Many cities in California are relaxing their parking rules, leaving it to developers to lower ratios where appropriate. Now, the empowered developer can balance parking necessities with other amenities that appeal to new customers. The relaxed parking requirements and new-found openness to drive-thrus have paved the way for innovative ways to fit new pad sites where regulations used to restrict property redevelopment. Acknowledging that parking is still a draw for many consumers, hiding a well-designed store or gathering space behind a sea of cars doesn’t do much for aesthetics, and conversely, an empty parking lot doesn’t provide a great image either. In some cases, rooftop parking is a smart solution that serves both functional and visual purposes. Parking on upper levels, rather than the ground floor, can create a more inviting atmosphere while limiting impact to the remaining center. Transitioning existing lots from “car spaces” to “people spaces” opens centers up to attract a more multi-modal customer base.
Many regional shopping centers have added EV charging stations in recent years – features that invite (or rather require) visitors to stop and stay a while. Adding a grocery component and outdoor seating areas to the existing retail mix helps broaden the array of options available while charging, while also making the center a regular destination.

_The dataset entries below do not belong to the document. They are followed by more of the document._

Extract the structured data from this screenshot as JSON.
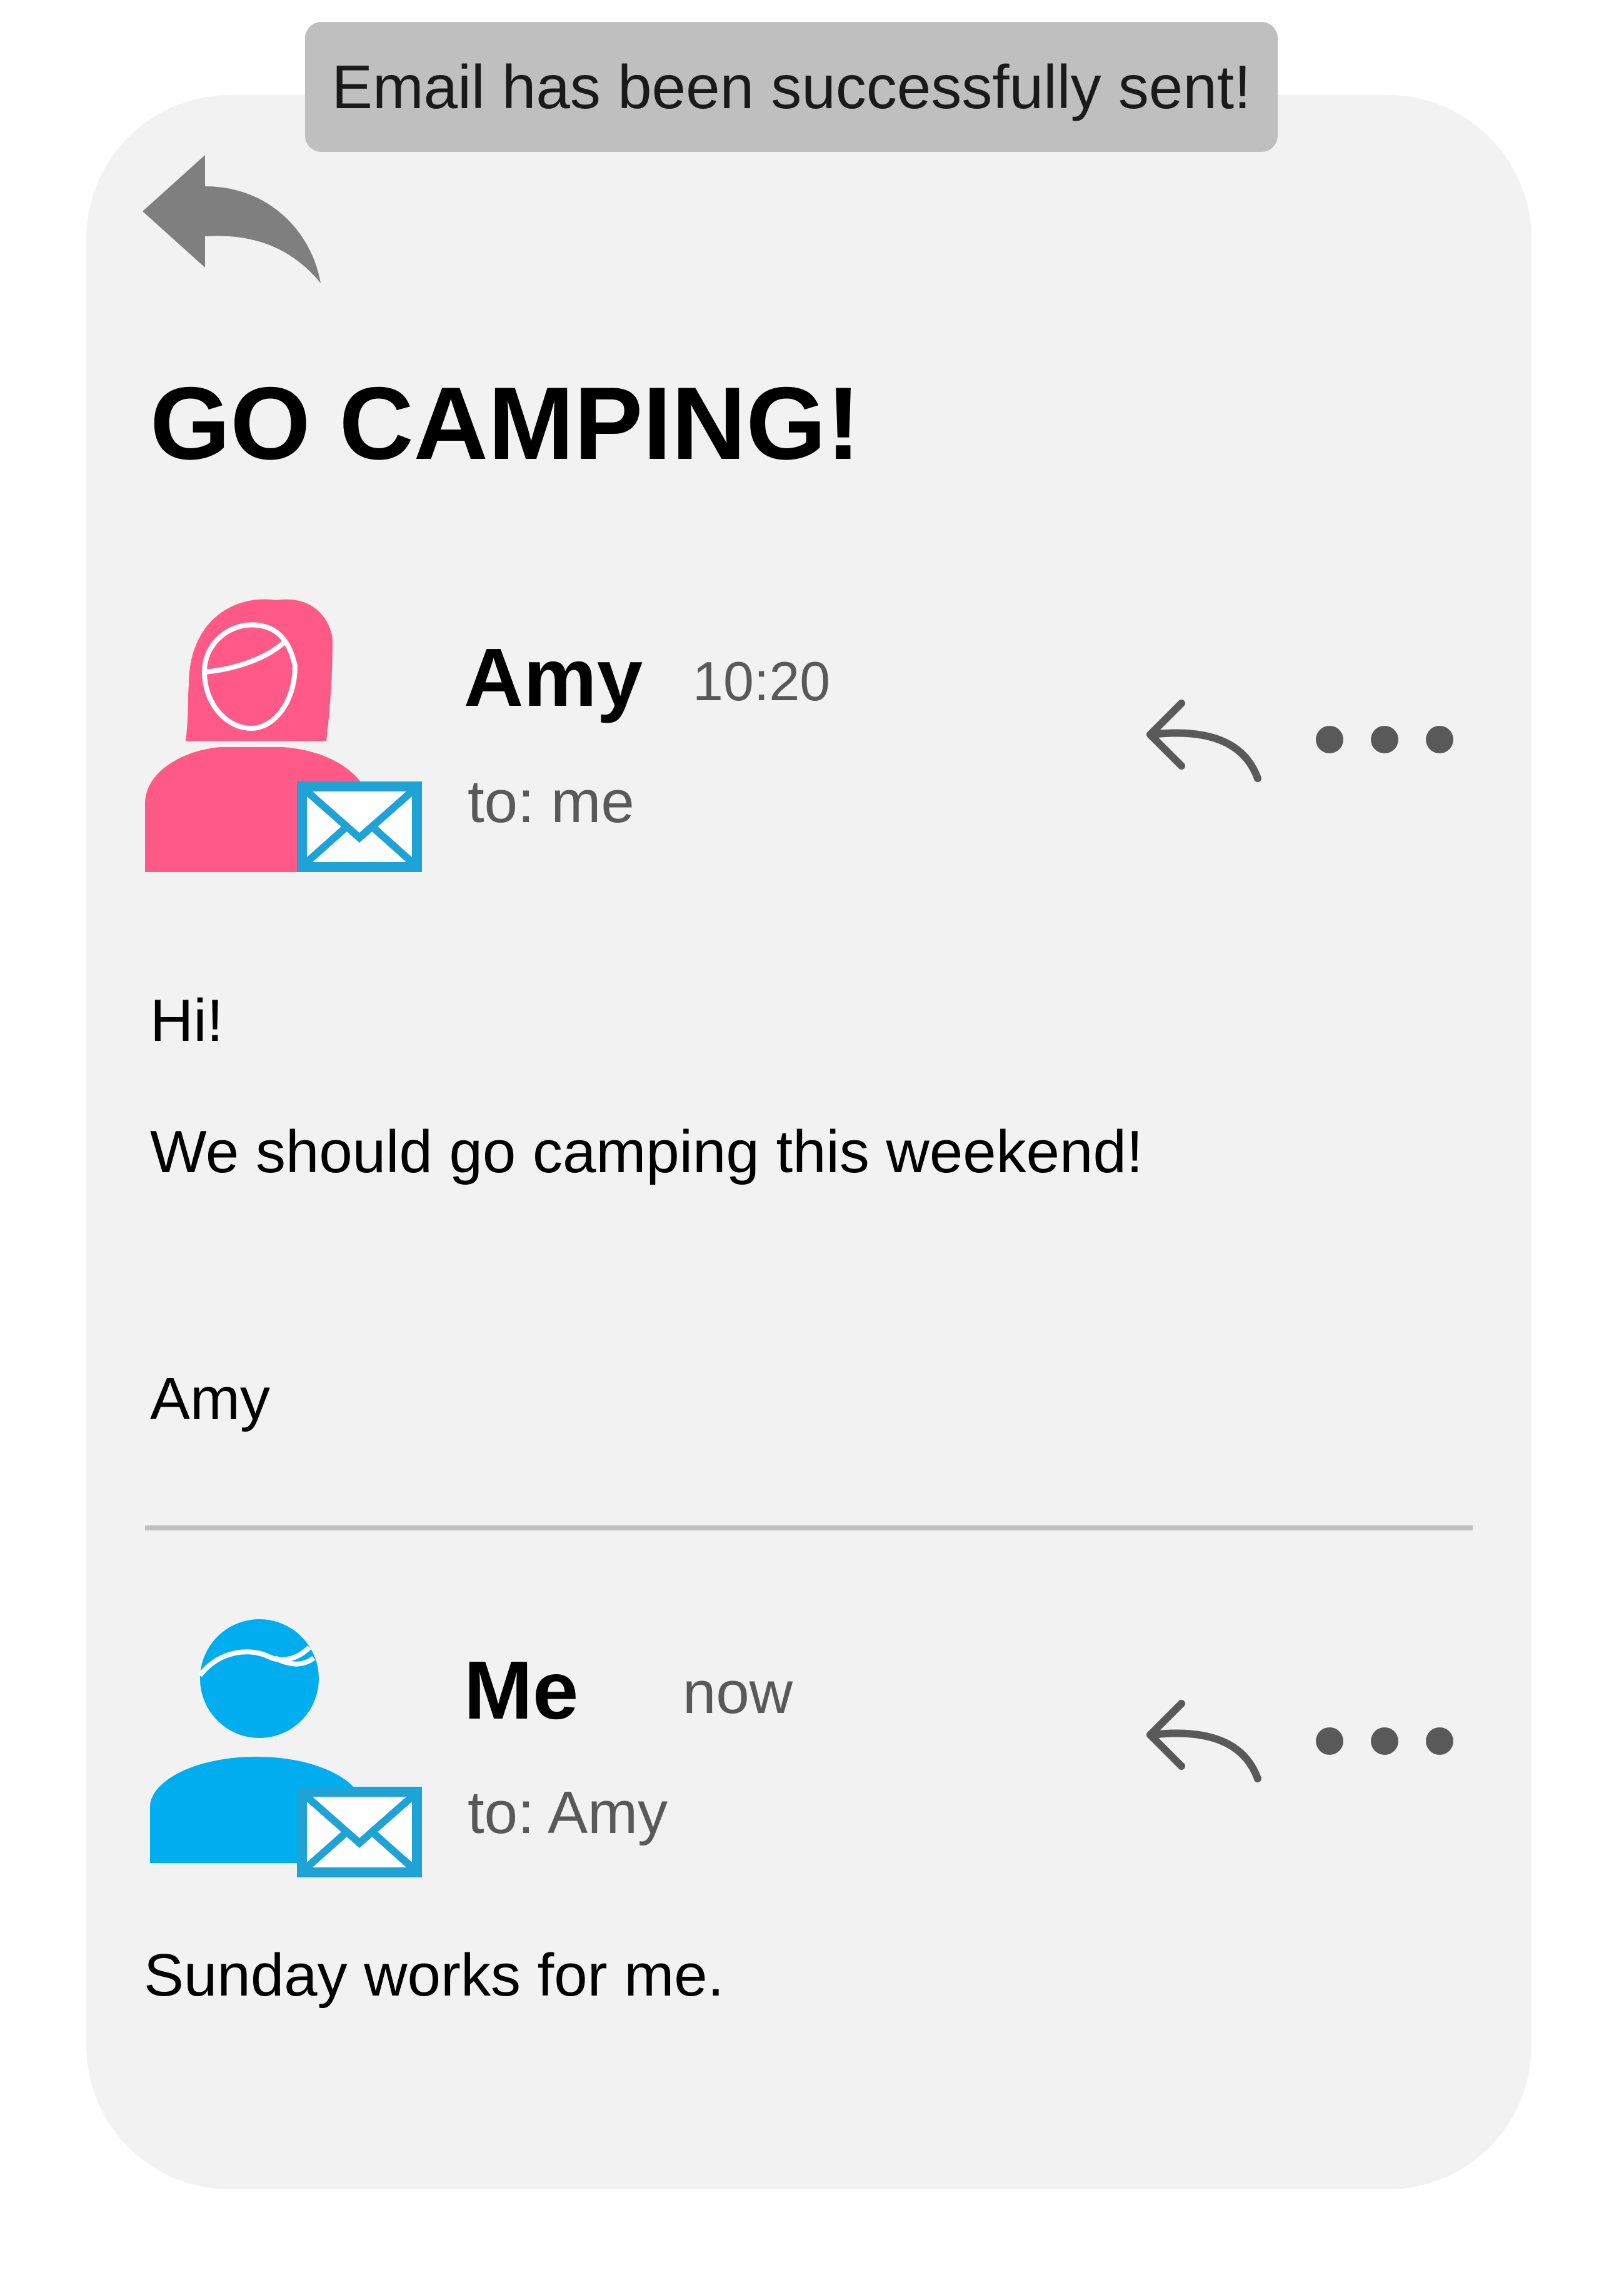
{
  "toast": {
    "message": "Email has been successfully sent!"
  },
  "thread": {
    "subject": "GO CAMPING!"
  },
  "messages": [
    {
      "sender": "Amy",
      "time": "10:20",
      "recipient": "to: me",
      "body": [
        "Hi!",
        "We should go camping this weekend!",
        "Amy"
      ],
      "avatar_color": "#ff5a87"
    },
    {
      "sender": "Me",
      "time": "now",
      "recipient": "to: Amy",
      "body": [
        "Sunday works for me."
      ],
      "avatar_color": "#00aeef"
    }
  ],
  "icons": {
    "back": "back-arrow-icon",
    "reply": "reply-icon",
    "more": "more-options-icon",
    "mail_badge": "envelope-icon"
  },
  "colors": {
    "card_background": "#f2f2f2",
    "toast_background": "#bfbfbf",
    "envelope_blue": "#1fa3d6",
    "icon_gray": "#595959"
  }
}
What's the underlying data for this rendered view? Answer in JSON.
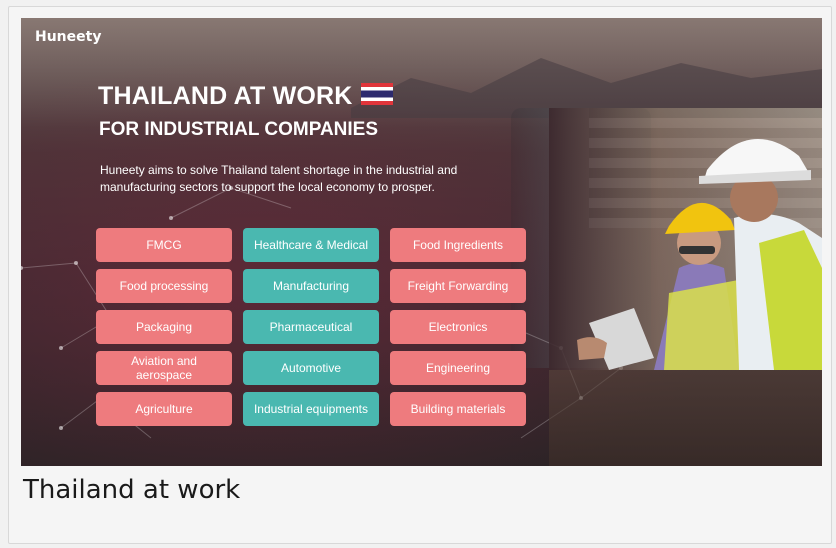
{
  "banner": {
    "logo": "Huneety",
    "headline": "THAILAND AT WORK",
    "flag_icon": "thailand-flag-icon",
    "subheadline": "FOR INDUSTRIAL COMPANIES",
    "description": "Huneety aims to solve Thailand talent shortage in the industrial and manufacturing sectors to support the local economy to prosper.",
    "industries": [
      {
        "label": "FMCG",
        "color": "#ee7b7e"
      },
      {
        "label": "Healthcare & Medical",
        "color": "#4ab8b0"
      },
      {
        "label": "Food Ingredients",
        "color": "#ee7b7e"
      },
      {
        "label": "Food processing",
        "color": "#ee7b7e"
      },
      {
        "label": "Manufacturing",
        "color": "#4ab8b0"
      },
      {
        "label": "Freight Forwarding",
        "color": "#ee7b7e"
      },
      {
        "label": "Packaging",
        "color": "#ee7b7e"
      },
      {
        "label": "Pharmaceutical",
        "color": "#4ab8b0"
      },
      {
        "label": "Electronics",
        "color": "#ee7b7e"
      },
      {
        "label": "Aviation and aerospace",
        "color": "#ee7b7e"
      },
      {
        "label": "Automotive",
        "color": "#4ab8b0"
      },
      {
        "label": "Engineering",
        "color": "#ee7b7e"
      },
      {
        "label": "Agriculture",
        "color": "#ee7b7e"
      },
      {
        "label": "Industrial equipments",
        "color": "#4ab8b0"
      },
      {
        "label": "Building materials",
        "color": "#ee7b7e"
      }
    ]
  },
  "caption": "Thailand at work"
}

Customers are seeking value and speed. Sensitivity to these needs is key in designing new stores to enhance end-user experiences without the disruption and expense of a major overhaul. Looking at a grocery program as a malleable collection of departments can help reconfigure layouts and optimize existing footprints. For example, buffets, which disappeared during the pandemic, have come back as limited features, and stores with existing displays have been reconfigured to accommodate prepackaged food offerings, boxed meals.
Outdoor connection is a theme that’s gaining traction, both in existing shopping centers and with newly developed properties. Windows along the store entrance with clear sightlines welcome customers inside, while outdoor seating invites shoppers to linger. Underutilized centers with vacancies might consider removing or renovating old structures, to incorporate open spaces with play areas and a variety of seating options. Taking the surrounding environment into account, seating areas might feature wind-breaking materials, such as screens or a trellis, or heaters in cooler climates. In areas where more controlled conditions are preferable, a balcony might be a creative enhancement. A new flagship Safeway currently underway in South San Francisco was envisioned with a second-level balcony seating area that only customers can access creating a buying opportunity, limiting leakage. The front doors of the Bay Street Shopping Center grocery store open onto a pedestrian plaza with ample public seating.
With soft goods fading out of neighborhood centers, “entertainment” concepts have gained popularity.
Entertainment venue Plank, in Jack London Square is bustling with post-COVID crowds, demonstrating a real thirst for establishments of its kind. Experiences like axe-throwing and indoor mini-golf bars have become great plays to incorporate into smaller- and medium- size spaces. Leveraging the necessity of grocery stores in combination with other experiences offers opportunities for community members to embrace local centers as their “Third Place” (perhaps second if they’re still working from home) to spend time.
Regardless of the route that is ultimately pursued, the key is to engage an architecture firm with urban grocery expertise early. Adapting the traditional, prototypical grocery box model into existing market conditions requires that customer experience, infrastructure and access must be handled with care. One size does not fit all.
Lowney Architecture Commercial Studio Director Eric Price has more than two decades of experience working on a wide variety of hospitality and retail projects throughout the San Francisco Bay Area. He is a Licensed Architect in the State of California.